INPUT:

= = = = =

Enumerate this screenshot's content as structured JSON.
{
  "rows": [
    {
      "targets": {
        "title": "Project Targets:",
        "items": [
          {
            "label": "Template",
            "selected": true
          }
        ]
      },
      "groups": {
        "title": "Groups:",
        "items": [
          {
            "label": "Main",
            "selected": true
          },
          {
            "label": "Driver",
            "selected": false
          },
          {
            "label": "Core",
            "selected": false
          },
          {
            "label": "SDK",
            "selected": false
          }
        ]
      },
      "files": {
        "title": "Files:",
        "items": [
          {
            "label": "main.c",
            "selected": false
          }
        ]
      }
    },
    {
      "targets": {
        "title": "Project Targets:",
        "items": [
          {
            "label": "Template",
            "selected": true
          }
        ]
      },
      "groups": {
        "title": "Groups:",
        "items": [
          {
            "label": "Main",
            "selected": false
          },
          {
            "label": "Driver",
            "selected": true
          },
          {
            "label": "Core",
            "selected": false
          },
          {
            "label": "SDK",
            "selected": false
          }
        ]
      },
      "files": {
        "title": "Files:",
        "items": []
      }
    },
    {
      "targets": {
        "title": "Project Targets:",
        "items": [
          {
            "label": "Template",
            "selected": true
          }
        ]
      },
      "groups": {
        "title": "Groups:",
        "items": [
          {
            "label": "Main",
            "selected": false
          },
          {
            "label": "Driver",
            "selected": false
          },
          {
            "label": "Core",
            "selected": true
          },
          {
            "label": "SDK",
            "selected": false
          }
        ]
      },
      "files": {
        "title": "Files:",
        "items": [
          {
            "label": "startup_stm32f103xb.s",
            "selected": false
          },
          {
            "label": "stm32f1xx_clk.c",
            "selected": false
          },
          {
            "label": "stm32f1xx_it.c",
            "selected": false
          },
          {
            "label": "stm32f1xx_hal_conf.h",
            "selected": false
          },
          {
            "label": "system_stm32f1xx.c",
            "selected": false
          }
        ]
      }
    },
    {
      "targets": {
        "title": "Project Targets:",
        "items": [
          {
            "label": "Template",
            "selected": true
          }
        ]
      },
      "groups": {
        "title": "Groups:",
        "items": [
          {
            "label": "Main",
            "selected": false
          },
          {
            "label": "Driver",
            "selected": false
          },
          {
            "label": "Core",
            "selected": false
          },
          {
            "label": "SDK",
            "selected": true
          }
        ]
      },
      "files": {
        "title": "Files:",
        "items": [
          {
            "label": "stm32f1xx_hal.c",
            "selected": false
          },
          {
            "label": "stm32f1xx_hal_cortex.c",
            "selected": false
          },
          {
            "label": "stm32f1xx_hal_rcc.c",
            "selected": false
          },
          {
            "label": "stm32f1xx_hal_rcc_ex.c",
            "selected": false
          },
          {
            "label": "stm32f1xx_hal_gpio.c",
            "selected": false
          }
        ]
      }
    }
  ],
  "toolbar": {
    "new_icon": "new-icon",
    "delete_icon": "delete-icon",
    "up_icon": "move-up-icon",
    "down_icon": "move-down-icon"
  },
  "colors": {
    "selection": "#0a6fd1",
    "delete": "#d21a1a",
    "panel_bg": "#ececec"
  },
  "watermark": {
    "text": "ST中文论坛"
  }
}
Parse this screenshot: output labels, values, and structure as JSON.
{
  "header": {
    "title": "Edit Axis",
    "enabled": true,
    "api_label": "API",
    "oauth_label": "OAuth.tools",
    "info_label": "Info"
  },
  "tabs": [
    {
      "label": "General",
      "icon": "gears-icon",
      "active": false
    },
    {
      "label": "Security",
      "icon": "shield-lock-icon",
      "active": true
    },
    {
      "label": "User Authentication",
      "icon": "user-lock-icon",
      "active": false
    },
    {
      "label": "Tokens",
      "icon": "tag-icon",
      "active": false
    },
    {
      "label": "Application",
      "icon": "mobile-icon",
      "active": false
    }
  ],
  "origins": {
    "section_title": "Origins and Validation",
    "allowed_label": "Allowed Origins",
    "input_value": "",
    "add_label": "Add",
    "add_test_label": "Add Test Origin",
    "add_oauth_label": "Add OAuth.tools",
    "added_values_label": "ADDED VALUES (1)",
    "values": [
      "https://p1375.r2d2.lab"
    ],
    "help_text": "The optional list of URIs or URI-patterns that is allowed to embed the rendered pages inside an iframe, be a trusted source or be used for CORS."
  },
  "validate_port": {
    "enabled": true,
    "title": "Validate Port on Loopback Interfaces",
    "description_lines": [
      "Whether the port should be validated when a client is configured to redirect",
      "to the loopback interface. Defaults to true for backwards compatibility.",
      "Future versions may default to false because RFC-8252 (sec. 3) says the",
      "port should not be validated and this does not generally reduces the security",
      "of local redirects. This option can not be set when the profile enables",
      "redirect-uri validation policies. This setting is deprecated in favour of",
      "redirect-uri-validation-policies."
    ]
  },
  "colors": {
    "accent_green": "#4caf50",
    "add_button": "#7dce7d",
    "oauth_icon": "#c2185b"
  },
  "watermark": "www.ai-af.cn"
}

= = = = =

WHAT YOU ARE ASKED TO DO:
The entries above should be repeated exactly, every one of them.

RESPONSE AREA:
Enumerate this screenshot's content as structured JSON.
{
  "rows": [
    {
      "targets": {
        "title": "Project Targets:",
        "items": [
          {
            "label": "Template",
            "selected": true
          }
        ]
      },
      "groups": {
        "title": "Groups:",
        "items": [
          {
            "label": "Main",
            "selected": true
          },
          {
            "label": "Driver",
            "selected": false
          },
          {
            "label": "Core",
            "selected": false
          },
          {
            "label": "SDK",
            "selected": false
          }
        ]
      },
      "files": {
        "title": "Files:",
        "items": [
          {
            "label": "main.c",
            "selected": false
          }
        ]
      }
    },
    {
      "targets": {
        "title": "Project Targets:",
        "items": [
          {
            "label": "Template",
            "selected": true
          }
        ]
      },
      "groups": {
        "title": "Groups:",
        "items": [
          {
            "label": "Main",
            "selected": false
          },
          {
            "label": "Driver",
            "selected": true
          },
          {
            "label": "Core",
            "selected": false
          },
          {
            "label": "SDK",
            "selected": false
          }
        ]
      },
      "files": {
        "title": "Files:",
        "items": []
      }
    },
    {
      "targets": {
        "title": "Project Targets:",
        "items": [
          {
            "label": "Template",
            "selected": true
          }
        ]
      },
      "groups": {
        "title": "Groups:",
        "items": [
          {
            "label": "Main",
            "selected": false
          },
          {
            "label": "Driver",
            "selected": false
          },
          {
            "label": "Core",
            "selected": true
          },
          {
            "label": "SDK",
            "selected": false
          }
        ]
      },
      "files": {
        "title": "Files:",
        "items": [
          {
            "label": "startup_stm32f103xb.s",
            "selected": false
          },
          {
            "label": "stm32f1xx_clk.c",
            "selected": false
          },
          {
            "label": "stm32f1xx_it.c",
            "selected": false
          },
          {
            "label": "stm32f1xx_hal_conf.h",
            "selected": false
          },
          {
            "label": "system_stm32f1xx.c",
            "selected": false
          }
        ]
      }
    },
    {
      "targets": {
        "title": "Project Targets:",
        "items": [
          {
            "label": "Template",
            "selected": true
          }
        ]
      },
      "groups": {
        "title": "Groups:",
        "items": [
          {
            "label": "Main",
            "selected": false
          },
          {
            "label": "Driver",
            "selected": false
          },
          {
            "label": "Core",
            "selected": false
          },
          {
            "label": "SDK",
            "selected": true
          }
        ]
      },
      "files": {
        "title": "Files:",
        "items": [
          {
            "label": "stm32f1xx_hal.c",
            "selected": false
          },
          {
            "label": "stm32f1xx_hal_cortex.c",
            "selected": false
          },
          {
            "label": "stm32f1xx_hal_rcc.c",
            "selected": false
          },
          {
            "label": "stm32f1xx_hal_rcc_ex.c",
            "selected": false
          },
          {
            "label": "stm32f1xx_hal_gpio.c",
            "selected": false
          }
        ]
      }
    }
  ],
  "toolbar": {
    "new_icon": "new-icon",
    "delete_icon": "delete-icon",
    "up_icon": "move-up-icon",
    "down_icon": "move-down-icon"
  },
  "colors": {
    "selection": "#0a6fd1",
    "delete": "#d21a1a",
    "panel_bg": "#ececec"
  },
  "watermark": {
    "text": "ST中文论坛"
  }
}
Parse this screenshot: output labels, values, and structure as JSON.
{
  "header": {
    "title": "Edit Axis",
    "enabled": true,
    "api_label": "API",
    "oauth_label": "OAuth.tools",
    "info_label": "Info"
  },
  "tabs": [
    {
      "label": "General",
      "icon": "gears-icon",
      "active": false
    },
    {
      "label": "Security",
      "icon": "shield-lock-icon",
      "active": true
    },
    {
      "label": "User Authentication",
      "icon": "user-lock-icon",
      "active": false
    },
    {
      "label": "Tokens",
      "icon": "tag-icon",
      "active": false
    },
    {
      "label": "Application",
      "icon": "mobile-icon",
      "active": false
    }
  ],
  "origins": {
    "section_title": "Origins and Validation",
    "allowed_label": "Allowed Origins",
    "input_value": "",
    "add_label": "Add",
    "add_test_label": "Add Test Origin",
    "add_oauth_label": "Add OAuth.tools",
    "added_values_label": "ADDED VALUES (1)",
    "values": [
      "https://p1375.r2d2.lab"
    ],
    "help_text": "The optional list of URIs or URI-patterns that is allowed to embed the rendered pages inside an iframe, be a trusted source or be used for CORS."
  },
  "validate_port": {
    "enabled": true,
    "title": "Validate Port on Loopback Interfaces",
    "description_lines": [
      "Whether the port should be validated when a client is configured to redirect",
      "to the loopback interface. Defaults to true for backwards compatibility.",
      "Future versions may default to false because RFC-8252 (sec. 3) says the",
      "port should not be validated and this does not generally reduces the security",
      "of local redirects. This option can not be set when the profile enables",
      "redirect-uri validation policies. This setting is deprecated in favour of",
      "redirect-uri-validation-policies."
    ]
  },
  "colors": {
    "accent_green": "#4caf50",
    "add_button": "#7dce7d",
    "oauth_icon": "#c2185b"
  },
  "watermark": "www.ai-af.cn"
}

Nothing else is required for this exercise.